But for cast iron with a thick layer of rust, you'll need to remove the seasoning entirely. To do so, submerge your entire pan in a mixture of equal parts white vinegar and water.
Allow the pan to soak, checking on it frequently to see if the rust has been removed (this could take up to eight hours). It is important that you remove your pan as soon as the rust is gone, or else the vinegar could cause irreversible pitting.
A dug and heavily rusted axe head, circa the early 17th century, was used for this tutorial among other iron artifacts used in the process of rust removal with electrolysis. Being well over four hundred years old and having spent much of its time buried in the ground, this axe head had developed a thick layer of flaky rust.
January 22, 2021 A kitchen fashioned with a stainless steel sink and appliances creates an image that is sleek, sophisticated, and professional. While the name stainless steel implies that the metal is impervious to blemishes, that is not always the case.
Stainless steel is an alloy that combines iron with carbon, chromium, nickel, manganese, silicone, phosphorous, sulfur, and nitrogen. While it was created to be durable and easy to maintain, there are still some important considerations that you should take in caring for your stainless steel sink.
Set in the sink Iron in your water (hint: get an iron filter to help alleviate this issue) Certain dish soaps (especially when housed in a metal container or built-in soap dispenser) Wet sponges or colored towels Turn on warm water and wet the surface area of your stainless steel sink.
Sprinkle, squirt or spray Bar Keepers Friend cleansers on to a non-abrasive cloth or sponge. If rust stain is not completely removed, rinse and repeat, using elbow grease, as necessary.
Rinse cleanser from stainless steel sink thoroughly using warm water. Many of these items can damage the chromium oxide layer or scratch the surface of the metal.
Avoid cleansers that contain alcohol, ammonia, mineral spirits, or lighter fluid. All are caustic to stainless steel, and some are outright dangerous and environmentally unsound.

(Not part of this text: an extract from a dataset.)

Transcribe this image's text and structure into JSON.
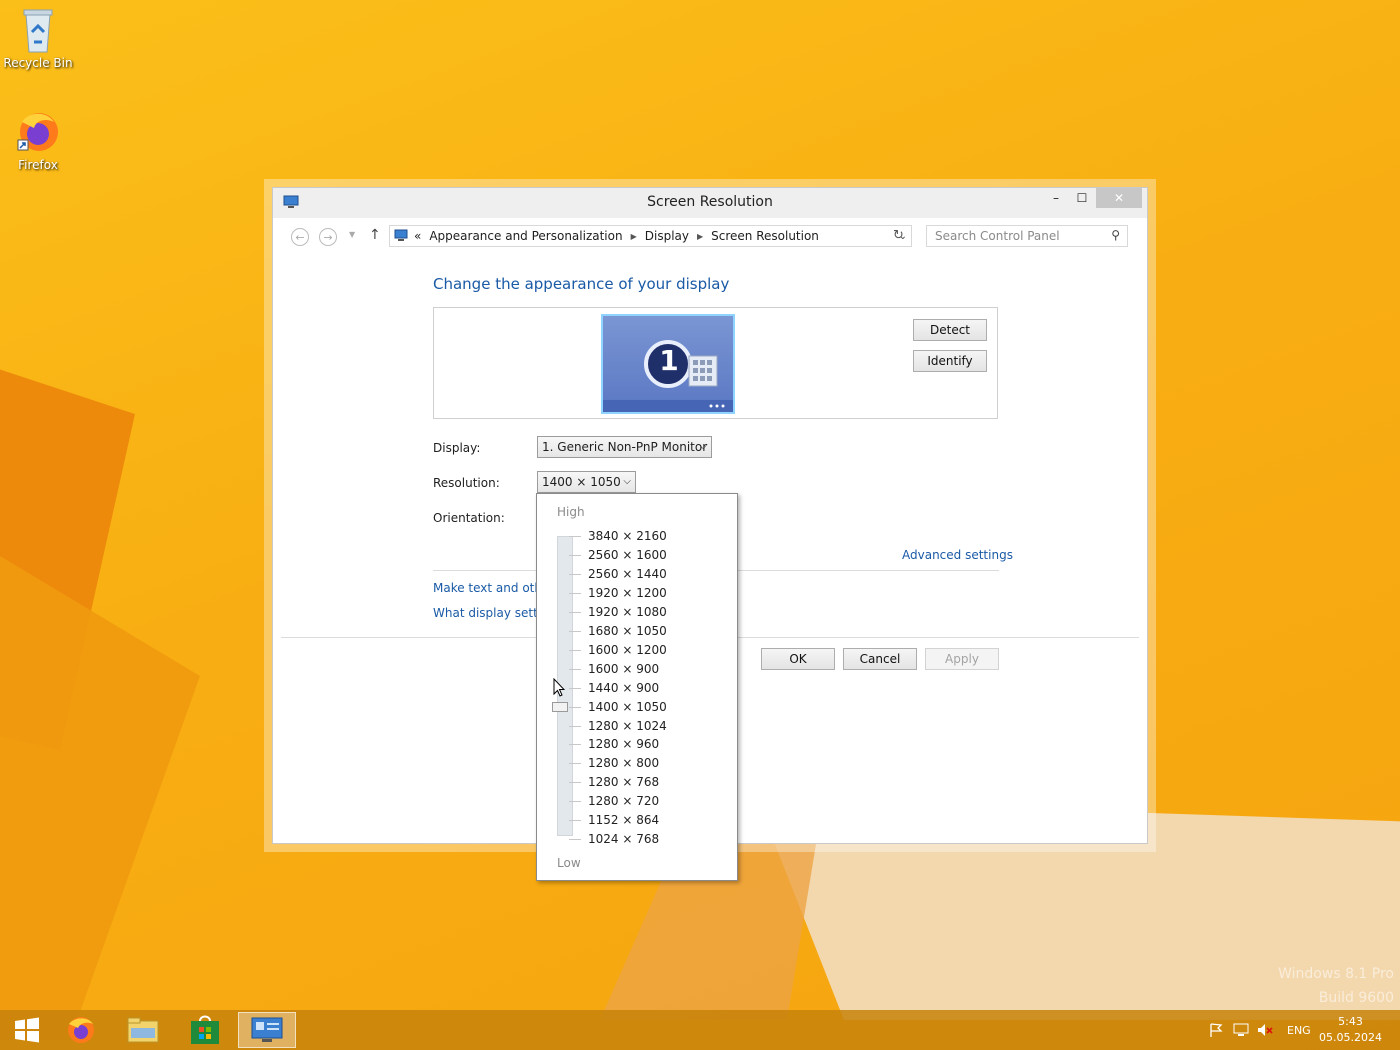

Bleach and oven cleaner can stain stainless steel. Don’t put wet sponges, rags, or towels on a stainless steel sink to dry.